Last month, I attended a wonderful event at Fuller Theological Seminary’s Brehm Center – The Brehm Lectures. My friend and colleague Makoto Fujimura was one of two keynote speakers, along with Duke Divinity’s Dr. Ellen Davis. Following the event, I was invited to write a response – a reflection on my experience listening. Here is an excerpt of what I wrote (read the whole essay here):
As my vocation has placed me squarely at the crossroads where the arts, the Judeo-Christian faith, and the common interests of humanity at large intersect, I am grateful for the perspective and insight I gained through Dr. Ellen Davis (view video) and Makoto Fujimura (view video) at the 2011 Brehm Lectures. For several years, I have wrestled with other artists and creative catalysts – and within myself, in the closet of my own mind – to understand the very questions that provided context for these lectures. Specifically, I have considered the role the arts played in the way the Hebrew prophets communicated God’s word to God’s people, as well as the prophetic function of art today. The Brehm Lectures provided additional fuel for my exploration of these themes.

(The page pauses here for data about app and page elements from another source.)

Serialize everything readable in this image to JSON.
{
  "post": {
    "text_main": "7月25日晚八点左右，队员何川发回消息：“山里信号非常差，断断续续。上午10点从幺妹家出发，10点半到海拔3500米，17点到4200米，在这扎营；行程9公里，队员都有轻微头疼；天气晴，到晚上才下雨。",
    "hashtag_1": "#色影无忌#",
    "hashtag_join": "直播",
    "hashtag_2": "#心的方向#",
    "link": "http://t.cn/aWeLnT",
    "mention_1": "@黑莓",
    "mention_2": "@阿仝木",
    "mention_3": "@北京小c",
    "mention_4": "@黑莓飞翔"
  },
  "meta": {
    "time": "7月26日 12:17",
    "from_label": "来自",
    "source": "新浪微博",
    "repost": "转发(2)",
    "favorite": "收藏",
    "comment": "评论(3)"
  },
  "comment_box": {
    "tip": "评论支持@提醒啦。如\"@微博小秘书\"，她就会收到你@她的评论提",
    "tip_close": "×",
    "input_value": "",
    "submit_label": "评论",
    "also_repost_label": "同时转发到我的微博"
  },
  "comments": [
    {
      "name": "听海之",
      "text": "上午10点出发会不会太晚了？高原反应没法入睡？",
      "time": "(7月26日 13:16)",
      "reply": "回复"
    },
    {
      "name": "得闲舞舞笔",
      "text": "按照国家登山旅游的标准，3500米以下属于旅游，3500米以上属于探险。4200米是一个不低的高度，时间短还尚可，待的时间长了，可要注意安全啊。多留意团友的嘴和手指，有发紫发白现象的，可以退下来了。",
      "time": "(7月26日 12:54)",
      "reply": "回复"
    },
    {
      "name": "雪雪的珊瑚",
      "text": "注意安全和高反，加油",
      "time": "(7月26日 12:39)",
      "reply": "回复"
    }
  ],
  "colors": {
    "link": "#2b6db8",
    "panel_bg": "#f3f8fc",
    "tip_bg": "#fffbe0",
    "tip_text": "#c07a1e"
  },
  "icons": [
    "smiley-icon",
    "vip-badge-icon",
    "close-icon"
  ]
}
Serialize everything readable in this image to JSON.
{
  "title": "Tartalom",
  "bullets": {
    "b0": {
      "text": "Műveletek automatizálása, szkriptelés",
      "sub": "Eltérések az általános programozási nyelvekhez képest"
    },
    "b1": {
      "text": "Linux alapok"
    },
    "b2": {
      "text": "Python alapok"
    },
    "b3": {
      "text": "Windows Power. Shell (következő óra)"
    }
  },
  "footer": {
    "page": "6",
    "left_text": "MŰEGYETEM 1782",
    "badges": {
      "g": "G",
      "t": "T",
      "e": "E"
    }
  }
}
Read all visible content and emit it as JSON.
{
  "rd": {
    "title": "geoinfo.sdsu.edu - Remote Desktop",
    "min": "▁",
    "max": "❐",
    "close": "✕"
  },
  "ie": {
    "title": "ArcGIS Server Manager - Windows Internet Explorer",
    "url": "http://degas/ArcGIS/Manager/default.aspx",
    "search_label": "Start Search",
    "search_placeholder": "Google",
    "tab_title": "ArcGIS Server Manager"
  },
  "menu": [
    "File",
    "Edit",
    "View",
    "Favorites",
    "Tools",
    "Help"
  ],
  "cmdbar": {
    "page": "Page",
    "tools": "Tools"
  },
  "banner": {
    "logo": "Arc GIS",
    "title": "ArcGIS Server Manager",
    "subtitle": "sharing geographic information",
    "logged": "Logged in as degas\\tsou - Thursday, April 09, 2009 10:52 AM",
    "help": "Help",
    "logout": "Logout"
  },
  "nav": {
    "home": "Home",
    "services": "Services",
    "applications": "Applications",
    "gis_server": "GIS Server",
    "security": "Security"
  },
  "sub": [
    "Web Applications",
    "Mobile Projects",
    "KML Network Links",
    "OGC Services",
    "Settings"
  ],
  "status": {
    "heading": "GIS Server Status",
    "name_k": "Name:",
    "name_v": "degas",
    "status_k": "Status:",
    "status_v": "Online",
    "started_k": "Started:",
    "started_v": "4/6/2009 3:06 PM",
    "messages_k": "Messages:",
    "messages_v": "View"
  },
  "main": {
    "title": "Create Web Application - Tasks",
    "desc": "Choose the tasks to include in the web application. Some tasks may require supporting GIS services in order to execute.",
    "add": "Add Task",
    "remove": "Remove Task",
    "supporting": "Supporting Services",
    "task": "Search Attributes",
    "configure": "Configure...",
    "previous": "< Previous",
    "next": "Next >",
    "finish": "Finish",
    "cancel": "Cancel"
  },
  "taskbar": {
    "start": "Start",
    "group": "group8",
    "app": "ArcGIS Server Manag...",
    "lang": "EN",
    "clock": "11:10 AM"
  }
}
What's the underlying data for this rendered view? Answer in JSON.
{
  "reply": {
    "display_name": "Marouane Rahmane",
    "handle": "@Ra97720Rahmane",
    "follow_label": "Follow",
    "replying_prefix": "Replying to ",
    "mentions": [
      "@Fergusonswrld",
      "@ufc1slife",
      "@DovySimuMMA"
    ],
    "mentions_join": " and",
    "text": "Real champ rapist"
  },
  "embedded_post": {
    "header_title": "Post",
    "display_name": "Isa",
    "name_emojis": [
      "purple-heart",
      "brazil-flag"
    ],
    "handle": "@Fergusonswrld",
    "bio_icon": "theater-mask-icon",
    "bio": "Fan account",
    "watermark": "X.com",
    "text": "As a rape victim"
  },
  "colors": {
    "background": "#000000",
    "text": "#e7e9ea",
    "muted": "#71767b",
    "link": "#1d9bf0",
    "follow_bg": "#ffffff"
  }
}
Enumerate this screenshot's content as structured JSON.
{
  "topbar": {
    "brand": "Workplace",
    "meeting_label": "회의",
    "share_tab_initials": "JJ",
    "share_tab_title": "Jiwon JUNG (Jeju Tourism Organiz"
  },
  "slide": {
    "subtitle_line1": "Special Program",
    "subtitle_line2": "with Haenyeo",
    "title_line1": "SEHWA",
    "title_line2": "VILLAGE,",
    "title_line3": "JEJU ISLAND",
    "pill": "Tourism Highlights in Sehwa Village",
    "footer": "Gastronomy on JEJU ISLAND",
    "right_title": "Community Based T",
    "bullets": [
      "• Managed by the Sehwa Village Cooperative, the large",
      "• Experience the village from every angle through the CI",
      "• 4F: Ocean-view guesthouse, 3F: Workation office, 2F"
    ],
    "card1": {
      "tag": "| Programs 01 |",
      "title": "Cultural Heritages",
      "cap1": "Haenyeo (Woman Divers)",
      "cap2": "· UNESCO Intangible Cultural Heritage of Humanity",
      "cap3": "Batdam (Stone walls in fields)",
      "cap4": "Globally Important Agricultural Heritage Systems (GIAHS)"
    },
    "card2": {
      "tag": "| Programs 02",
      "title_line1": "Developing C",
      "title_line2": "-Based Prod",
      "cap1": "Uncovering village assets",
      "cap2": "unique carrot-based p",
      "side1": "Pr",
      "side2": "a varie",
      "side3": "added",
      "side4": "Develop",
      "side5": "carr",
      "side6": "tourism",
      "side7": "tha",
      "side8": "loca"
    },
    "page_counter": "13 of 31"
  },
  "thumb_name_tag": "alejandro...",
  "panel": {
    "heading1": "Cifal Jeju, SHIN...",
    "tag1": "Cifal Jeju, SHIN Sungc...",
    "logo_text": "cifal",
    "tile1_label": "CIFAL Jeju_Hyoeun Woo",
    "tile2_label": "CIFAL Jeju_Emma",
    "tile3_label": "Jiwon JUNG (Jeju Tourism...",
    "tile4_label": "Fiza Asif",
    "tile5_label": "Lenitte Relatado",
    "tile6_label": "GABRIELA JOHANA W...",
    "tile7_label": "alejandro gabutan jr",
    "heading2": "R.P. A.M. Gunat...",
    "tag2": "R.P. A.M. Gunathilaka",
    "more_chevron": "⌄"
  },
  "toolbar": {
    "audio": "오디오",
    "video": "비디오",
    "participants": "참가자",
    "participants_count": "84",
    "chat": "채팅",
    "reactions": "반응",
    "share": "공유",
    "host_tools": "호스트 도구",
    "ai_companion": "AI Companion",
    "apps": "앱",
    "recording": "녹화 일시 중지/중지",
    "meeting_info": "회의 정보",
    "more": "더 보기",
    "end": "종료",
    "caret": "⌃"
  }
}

Any serious study of the prophets calls for careful consideration of the artistry that permeates these pages of scripture. Poetry and performance art were integral to the Hebrew prophets’ effective communication of God’s message. As Dr. Davis pointed out, Jeremiah was “one of the greatest poets ever to compose in Hebrew.” From the very beginning of our record of Jeremiah’s interactions with God, metaphor is pervasive. The branch of an almond tree and a boiling pot are images of God’s watchful eye and warn of impending disaster. Throughout the book, Jeremiah relies heavily on poetic devices to communicate God’s heart to God’s people. (Read more…)